PBSP held a financing forum to discuss how private commercial and government banks can support inclusive agribusiness efforts. The Board of Investments is working with the Asian Development Bank in designing inclusive business incentives.

With the understanding that inclusive business models can engage people at the Bottom of the Pyramid as consumers, producers and entrepreneurs, the Philippines is among the leading examples of how the private sector can support inclusive growth. 

Yet the practice is still limited in the country.

There is also at the other end of the CSR spectrum an approach that is still in its infancy globally and which deserves serious consideration too.

This is impact investing.

While being present internationally for a number of years, it is still a relatively emerging hybrid of philanthropy and private equity that has the potential to be widespread.

And it certainly has considerable relevance to the Philippine context.

Why? 

Because it goes beyond charity to fight poverty and destitution and in the same mould as inclusive business models, it enters the world of investments that are return-driven. 

With this model, investors expect at least a return of their capital with an adjustment for inflation and, in many cases, a lot more than that.

This can be micro-lending but the trend is grander as in a number of countries the minimum investments are often around $1 million. 

In many cases investors have a defined plan to sell their investments after a specific amount of time.

Most investors need to have a net worth of at least $10 million to participate in a meaningful way in impact investing.

Investors are motivated by doing good but they expect private equity like returns of close to 20 percent a year.

And like private equity, these investments are illiquid and can be risky.  

Many of the people interested in impact investing appreciate the risk.  They hope however to not only make a substantial return but also seek to advance social and environmental goals.

In 2014, J.P. Morgan and the Global Impact Investing Network studied 125 major fund managers, foundations, and development finance institutions and found $46 billion in sustainable investments under management - up nearly 20% from 2013.

Some estimate that the impact investment market could grow to $3 trillion.Can we establish a similar mechanism here in the Philippines that will take us into a new world of corporate social responsibility and provide both the financial and social return on investment?
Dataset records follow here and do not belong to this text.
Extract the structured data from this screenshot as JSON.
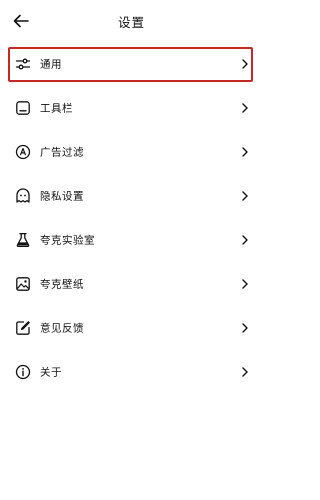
{
  "header": {
    "title": "设置"
  },
  "settings": {
    "items": [
      {
        "label": "通用",
        "icon": "sliders-icon",
        "selected": true
      },
      {
        "label": "工具栏",
        "icon": "toolbar-icon"
      },
      {
        "label": "广告过滤",
        "icon": "ad-block-icon"
      },
      {
        "label": "隐私设置",
        "icon": "privacy-ghost-icon"
      },
      {
        "label": "夸克实验室",
        "icon": "flask-icon"
      },
      {
        "label": "夸克壁纸",
        "icon": "wallpaper-icon"
      },
      {
        "label": "意见反馈",
        "icon": "feedback-edit-icon"
      },
      {
        "label": "关于",
        "icon": "info-icon"
      }
    ]
  },
  "colors": {
    "highlight": "#c62828",
    "text": "#111111",
    "background": "#ffffff"
  }
}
And make a contribution to the SDGs.

Can we blend funding from government, donor, corporations and even private individual entities to capitalize this mechanism.
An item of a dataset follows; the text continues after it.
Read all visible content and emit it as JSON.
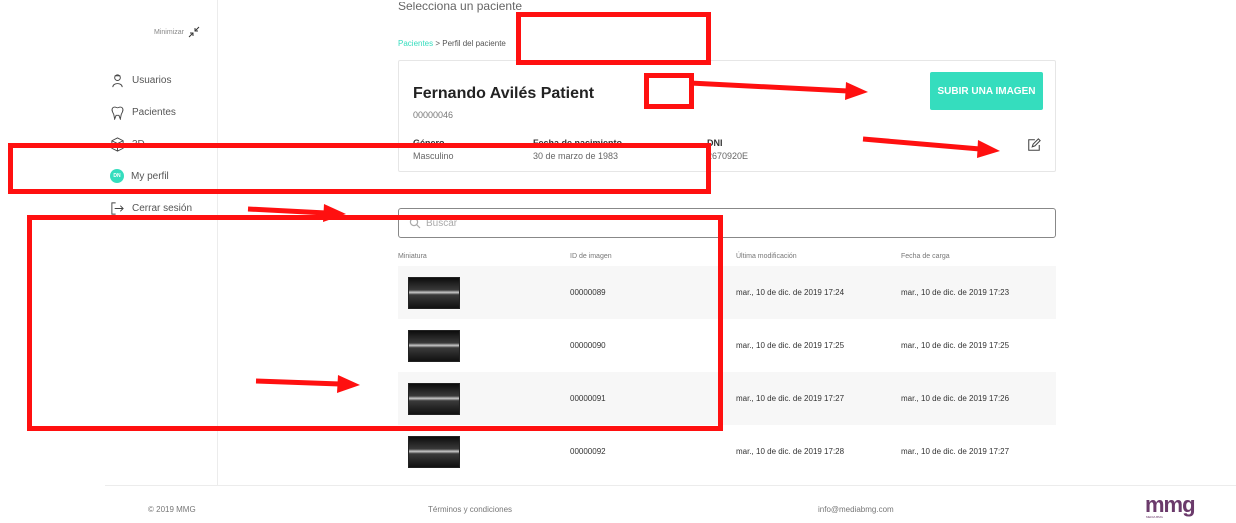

Let me leave you with that thought.

Ladies and Gentlemen,

The MDGs, drove progress in several important areas: income poverty; access to improved sources of water; primary school enrollment; and improved health services. 
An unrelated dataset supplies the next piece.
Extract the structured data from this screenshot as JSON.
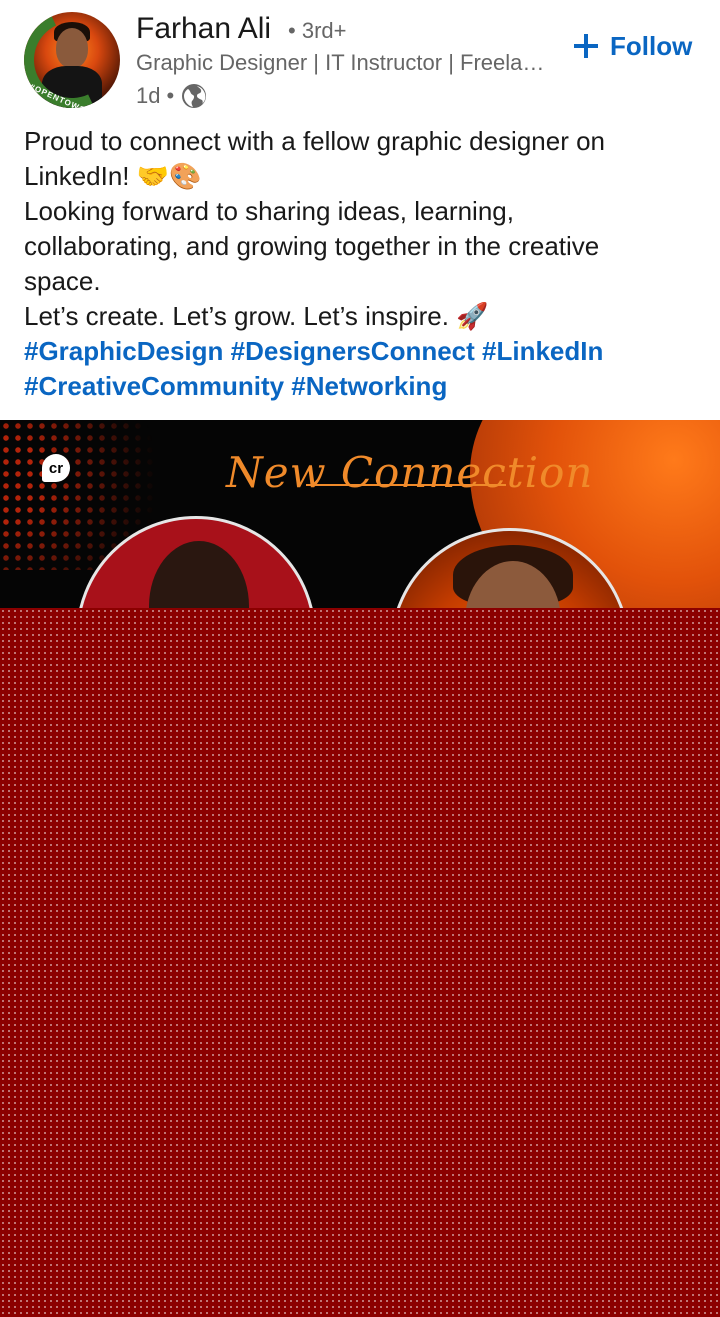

Yet the job is unfinished for millions of people—we need to go the last mile on ending hunger, achieving full gender equality, reducing maternal and child mortality, reducing HIV infection, getting and keeping every child into school, and protecting the environment.

And we must shift the world onto a sustainable path.

The SDGs must finish the job that the MDGs started, and leave no one behind.

To do this effectively will require the particular talents of the private sector.

Within businesses themselves, solutions lie in innovation, new business models, and the right leadership.

In 2002, Mark Malloch Brown, former UNDP Administrator, said that supporting the MDGs is good for business – because providing health services, nutrition, education, water, sanitation and so on will unleash poor people’s energies and encourage stronger societies and economies that can actively participate in the global economy.

These words ring true 13 years later.

The MDGs proved that global goals helped to galvanize a global effort in which the private sector was a critical player.

So let me challenge you to play a similar and stronger role in delivering against the SDGs.

I hope you can respond by coming up with the means by which you as the League of Corporate Foundations collaborate, sustain and revolutionize to help secure sustainable and inclusive development in the Philippines.

Thank you.